[Collected data]

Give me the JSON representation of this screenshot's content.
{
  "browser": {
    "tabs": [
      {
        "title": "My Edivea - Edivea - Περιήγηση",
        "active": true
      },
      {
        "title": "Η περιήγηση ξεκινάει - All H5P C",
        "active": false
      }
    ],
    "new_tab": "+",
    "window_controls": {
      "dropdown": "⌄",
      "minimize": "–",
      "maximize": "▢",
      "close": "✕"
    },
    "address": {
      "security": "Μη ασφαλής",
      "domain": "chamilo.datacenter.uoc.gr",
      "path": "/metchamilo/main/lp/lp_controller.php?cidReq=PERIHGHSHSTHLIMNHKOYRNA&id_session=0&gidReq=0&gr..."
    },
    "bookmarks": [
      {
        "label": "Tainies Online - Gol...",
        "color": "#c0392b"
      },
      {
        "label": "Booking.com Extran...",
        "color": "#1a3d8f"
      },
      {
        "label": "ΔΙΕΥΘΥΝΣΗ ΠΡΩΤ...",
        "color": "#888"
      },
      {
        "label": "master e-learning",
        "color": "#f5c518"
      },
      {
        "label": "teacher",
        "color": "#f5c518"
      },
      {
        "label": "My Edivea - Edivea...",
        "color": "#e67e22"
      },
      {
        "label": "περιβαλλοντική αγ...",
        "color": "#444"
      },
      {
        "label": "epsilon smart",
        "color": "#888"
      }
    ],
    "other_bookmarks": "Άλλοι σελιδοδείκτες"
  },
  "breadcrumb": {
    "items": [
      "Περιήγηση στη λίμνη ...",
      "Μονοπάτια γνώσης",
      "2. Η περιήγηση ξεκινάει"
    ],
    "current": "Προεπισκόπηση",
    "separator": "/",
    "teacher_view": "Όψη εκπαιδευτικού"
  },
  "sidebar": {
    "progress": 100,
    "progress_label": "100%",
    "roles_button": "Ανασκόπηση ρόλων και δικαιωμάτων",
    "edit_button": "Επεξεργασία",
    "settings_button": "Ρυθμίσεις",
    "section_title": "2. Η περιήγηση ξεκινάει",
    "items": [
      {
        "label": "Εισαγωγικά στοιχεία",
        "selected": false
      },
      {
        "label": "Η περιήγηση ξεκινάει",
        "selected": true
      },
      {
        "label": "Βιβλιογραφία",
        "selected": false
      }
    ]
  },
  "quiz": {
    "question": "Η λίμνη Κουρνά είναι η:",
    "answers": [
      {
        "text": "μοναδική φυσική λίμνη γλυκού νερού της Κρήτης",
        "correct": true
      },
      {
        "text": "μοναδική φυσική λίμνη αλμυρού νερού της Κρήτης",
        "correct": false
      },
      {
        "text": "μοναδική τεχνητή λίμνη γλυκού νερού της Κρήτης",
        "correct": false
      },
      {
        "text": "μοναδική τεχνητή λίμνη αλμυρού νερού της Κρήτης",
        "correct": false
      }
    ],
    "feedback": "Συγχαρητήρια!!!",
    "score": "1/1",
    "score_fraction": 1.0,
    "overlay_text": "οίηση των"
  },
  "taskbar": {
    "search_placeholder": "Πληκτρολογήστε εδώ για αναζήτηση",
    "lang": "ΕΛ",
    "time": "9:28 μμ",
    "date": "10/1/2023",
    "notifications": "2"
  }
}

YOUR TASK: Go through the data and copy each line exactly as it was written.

TASK RESPONSE:
Give me the JSON representation of this screenshot's content.
{
  "browser": {
    "tabs": [
      {
        "title": "My Edivea - Edivea - Περιήγηση",
        "active": true
      },
      {
        "title": "Η περιήγηση ξεκινάει - All H5P C",
        "active": false
      }
    ],
    "new_tab": "+",
    "window_controls": {
      "dropdown": "⌄",
      "minimize": "–",
      "maximize": "▢",
      "close": "✕"
    },
    "address": {
      "security": "Μη ασφαλής",
      "domain": "chamilo.datacenter.uoc.gr",
      "path": "/metchamilo/main/lp/lp_controller.php?cidReq=PERIHGHSHSTHLIMNHKOYRNA&id_session=0&gidReq=0&gr..."
    },
    "bookmarks": [
      {
        "label": "Tainies Online - Gol...",
        "color": "#c0392b"
      },
      {
        "label": "Booking.com Extran...",
        "color": "#1a3d8f"
      },
      {
        "label": "ΔΙΕΥΘΥΝΣΗ ΠΡΩΤ...",
        "color": "#888"
      },
      {
        "label": "master e-learning",
        "color": "#f5c518"
      },
      {
        "label": "teacher",
        "color": "#f5c518"
      },
      {
        "label": "My Edivea - Edivea...",
        "color": "#e67e22"
      },
      {
        "label": "περιβαλλοντική αγ...",
        "color": "#444"
      },
      {
        "label": "epsilon smart",
        "color": "#888"
      }
    ],
    "other_bookmarks": "Άλλοι σελιδοδείκτες"
  },
  "breadcrumb": {
    "items": [
      "Περιήγηση στη λίμνη ...",
      "Μονοπάτια γνώσης",
      "2. Η περιήγηση ξεκινάει"
    ],
    "current": "Προεπισκόπηση",
    "separator": "/",
    "teacher_view": "Όψη εκπαιδευτικού"
  },
  "sidebar": {
    "progress": 100,
    "progress_label": "100%",
    "roles_button": "Ανασκόπηση ρόλων και δικαιωμάτων",
    "edit_button": "Επεξεργασία",
    "settings_button": "Ρυθμίσεις",
    "section_title": "2. Η περιήγηση ξεκινάει",
    "items": [
      {
        "label": "Εισαγωγικά στοιχεία",
        "selected": false
      },
      {
        "label": "Η περιήγηση ξεκινάει",
        "selected": true
      },
      {
        "label": "Βιβλιογραφία",
        "selected": false
      }
    ]
  },
  "quiz": {
    "question": "Η λίμνη Κουρνά είναι η:",
    "answers": [
      {
        "text": "μοναδική φυσική λίμνη γλυκού νερού της Κρήτης",
        "correct": true
      },
      {
        "text": "μοναδική φυσική λίμνη αλμυρού νερού της Κρήτης",
        "correct": false
      },
      {
        "text": "μοναδική τεχνητή λίμνη γλυκού νερού της Κρήτης",
        "correct": false
      },
      {
        "text": "μοναδική τεχνητή λίμνη αλμυρού νερού της Κρήτης",
        "correct": false
      }
    ],
    "feedback": "Συγχαρητήρια!!!",
    "score": "1/1",
    "score_fraction": 1.0,
    "overlay_text": "οίηση των"
  },
  "taskbar": {
    "search_placeholder": "Πληκτρολογήστε εδώ για αναζήτηση",
    "lang": "ΕΛ",
    "time": "9:28 μμ",
    "date": "10/1/2023",
    "notifications": "2"
  }
}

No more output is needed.